Elkhart students learn character education through activities that engage their hearts and minds in solving important problems. Activities at all grade levels encourage participation in community concerns, ranging from canned goods, toys or blood drives to highway clean-ups and book donations.
Beginning in elementary school, students attend weekly assemblies that generate enthusiasm for character values such as responsibility, kindness, respect, and citizenship. Young students, Kindergarten to Grade 2, learn by watching speeches, role plays and celebrations about character traits
Elkhart Schools encourage their 1,200 students to stay involved as they progress through each of the four campuses. The Elkhart Middle School Student Council raised non-perishable food in November for United Charities of Elkhart, a joint effort between churches that serve residents of Elkhart and Slocum.
Madison Perry, eighth-grader, vice president of the college’s student council, spoke about why student food donations are important.
“There are a lot of people who aren’t as fortunate as we are with food,” said Perry. “And we thought that some donation of cans would be really beneficial for them.”
Student participation also includes assistance with the loading, unloading and storage of pantry items throughout the year by different student organizations or campuses so that everyone has a chance to participate. At all levels, students develop their citizenship.
Superintendent Lamont Smith of Elkhart Schools said student organizations and their sponsors collaboratively determine which services to adopt.
“We believe that if we educate our students about the needs of the community and abroad, we can build and inspire our children to have a positive impact on the community, county, state and nation,” Smith said. . “To be a great citizen, you need to give back and respect the people around you. “
High school students participate in organizations such as the marching band or athletics or with college clubs such as the National Honor Society, Interact, Future Teachers of America, the National Art Honor Society, and the Spanish Club. Each group adopts its own project with the support of an advisor.
The Spanish Club recently opened a book collection and library at Anderson County Jail, while middle school students and the high school orchestra took part in the Palestine Veterans Day parade.
Some December projects include College, College, and High School Toys for Tots collections. Future Teachers of America will host a Head Start Christmas Party, and the high school band will participate in retirement home tours and the Christmas Lights Parade in Palestine.
February activities at Elkhart High School include a blood drive organized by the Student Council, Valentine’s Day for Soldiers by the Interact Club, and Valentine’s Day for Veterans by Quill & Scroll, a company of honor for journalism students.

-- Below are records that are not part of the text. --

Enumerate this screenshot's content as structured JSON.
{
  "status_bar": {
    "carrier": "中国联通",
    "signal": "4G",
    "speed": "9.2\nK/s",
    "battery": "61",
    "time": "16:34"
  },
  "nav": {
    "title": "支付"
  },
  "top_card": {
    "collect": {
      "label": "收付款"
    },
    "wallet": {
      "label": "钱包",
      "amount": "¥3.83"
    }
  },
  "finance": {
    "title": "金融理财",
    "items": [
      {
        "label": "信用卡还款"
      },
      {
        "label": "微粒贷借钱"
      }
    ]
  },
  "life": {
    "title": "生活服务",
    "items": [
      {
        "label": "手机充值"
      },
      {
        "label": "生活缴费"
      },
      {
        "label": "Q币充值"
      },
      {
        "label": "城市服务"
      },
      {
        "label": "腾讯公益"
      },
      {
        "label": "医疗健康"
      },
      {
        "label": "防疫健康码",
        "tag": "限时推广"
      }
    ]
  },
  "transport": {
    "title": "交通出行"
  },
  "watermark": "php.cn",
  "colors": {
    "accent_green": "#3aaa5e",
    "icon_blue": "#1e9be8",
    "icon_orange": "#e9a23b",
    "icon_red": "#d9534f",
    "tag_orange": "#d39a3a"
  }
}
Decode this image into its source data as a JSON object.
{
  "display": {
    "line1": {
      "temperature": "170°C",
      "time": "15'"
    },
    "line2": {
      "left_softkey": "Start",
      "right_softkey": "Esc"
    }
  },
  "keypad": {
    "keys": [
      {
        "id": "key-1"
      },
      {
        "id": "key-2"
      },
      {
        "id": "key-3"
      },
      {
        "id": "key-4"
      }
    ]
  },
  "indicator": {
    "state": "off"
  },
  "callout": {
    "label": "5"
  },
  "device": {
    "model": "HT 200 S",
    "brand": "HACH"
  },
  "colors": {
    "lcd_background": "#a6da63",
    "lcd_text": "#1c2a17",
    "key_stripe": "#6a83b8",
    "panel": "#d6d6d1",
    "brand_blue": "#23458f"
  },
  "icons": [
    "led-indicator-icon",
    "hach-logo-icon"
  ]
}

Smith said the Elkhart School District provides students with the opportunity to learn through service learning opportunities.
“Citizenship means that we take care of others and provide resources,” Smith said. “It is also taking charge of projects and bringing them to fruition.
Service learning opportunities over the next three weeks leading up to winter break include donations to Toys for Tots or the school district’s Family Tree, which provides gifts to families in need.
United Charities of Elkhart opens at 9 a.m. on the first Thursday of each month at the First Baptist Church of Elkhart.
For more information on Elkhart Schools, visit www.elkhartisd.org.